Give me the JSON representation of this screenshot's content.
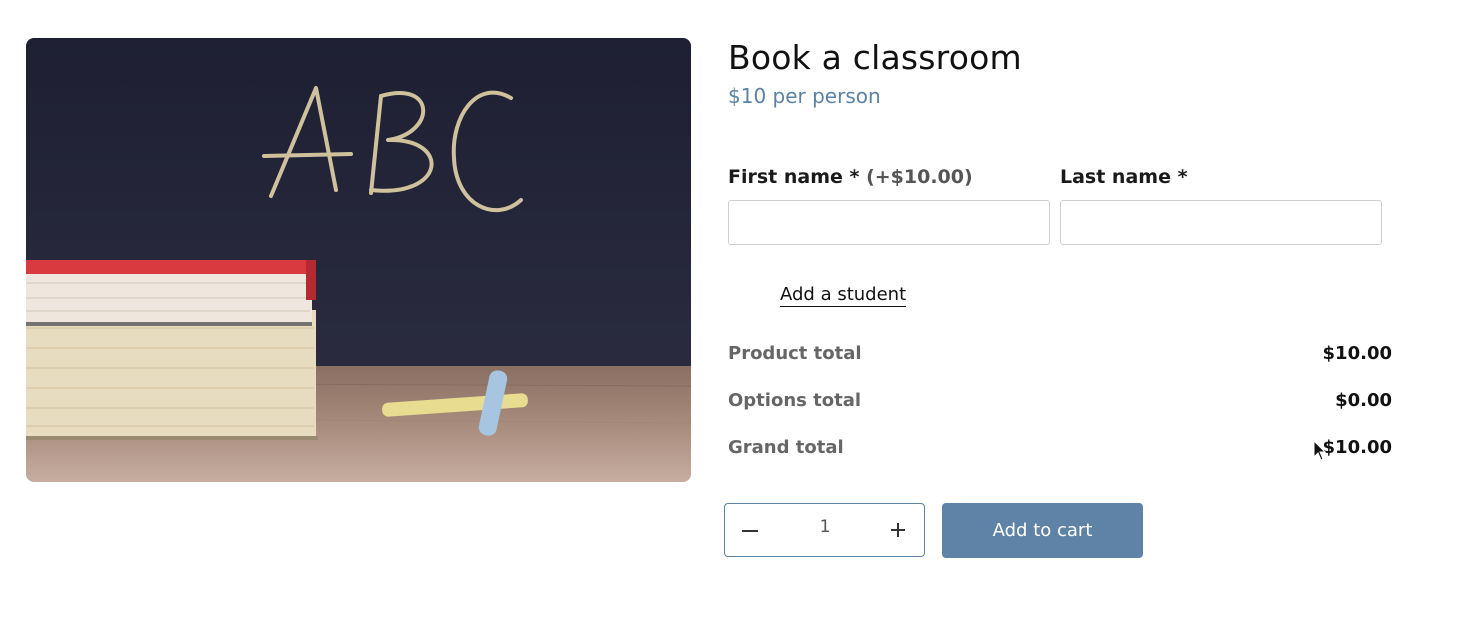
{
  "product": {
    "title": "Book a classroom",
    "price": "$10 per person",
    "image": {
      "subject": "chalkboard-with-books-and-chalk",
      "chalk_text": "ABC"
    }
  },
  "form": {
    "first_name_label": "First name *",
    "first_name_extra": "(+$10.00)",
    "last_name_label": "Last name *",
    "first_name_value": "",
    "last_name_value": "",
    "add_student_label": "Add a student"
  },
  "totals": {
    "product_label": "Product total",
    "product_value": "$10.00",
    "options_label": "Options total",
    "options_value": "$0.00",
    "grand_label": "Grand total",
    "grand_value": "$10.00"
  },
  "quantity": {
    "value": "1",
    "minus_icon": "minus-icon",
    "plus_icon": "plus-icon"
  },
  "cart": {
    "button_label": "Add to cart"
  },
  "colors": {
    "accent": "#5e83a6",
    "price_text": "#5a82a6",
    "chalkboard": "#23243a"
  }
}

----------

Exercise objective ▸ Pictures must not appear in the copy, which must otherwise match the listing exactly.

Solution for this problem ▸
Give me the JSON representation of this screenshot's content.
{
  "product": {
    "title": "Book a classroom",
    "price": "$10 per person",
    "image": {
      "subject": "chalkboard-with-books-and-chalk",
      "chalk_text": "ABC"
    }
  },
  "form": {
    "first_name_label": "First name *",
    "first_name_extra": "(+$10.00)",
    "last_name_label": "Last name *",
    "first_name_value": "",
    "last_name_value": "",
    "add_student_label": "Add a student"
  },
  "totals": {
    "product_label": "Product total",
    "product_value": "$10.00",
    "options_label": "Options total",
    "options_value": "$0.00",
    "grand_label": "Grand total",
    "grand_value": "$10.00"
  },
  "quantity": {
    "value": "1",
    "minus_icon": "minus-icon",
    "plus_icon": "plus-icon"
  },
  "cart": {
    "button_label": "Add to cart"
  },
  "colors": {
    "accent": "#5e83a6",
    "price_text": "#5a82a6",
    "chalkboard": "#23243a"
  }
}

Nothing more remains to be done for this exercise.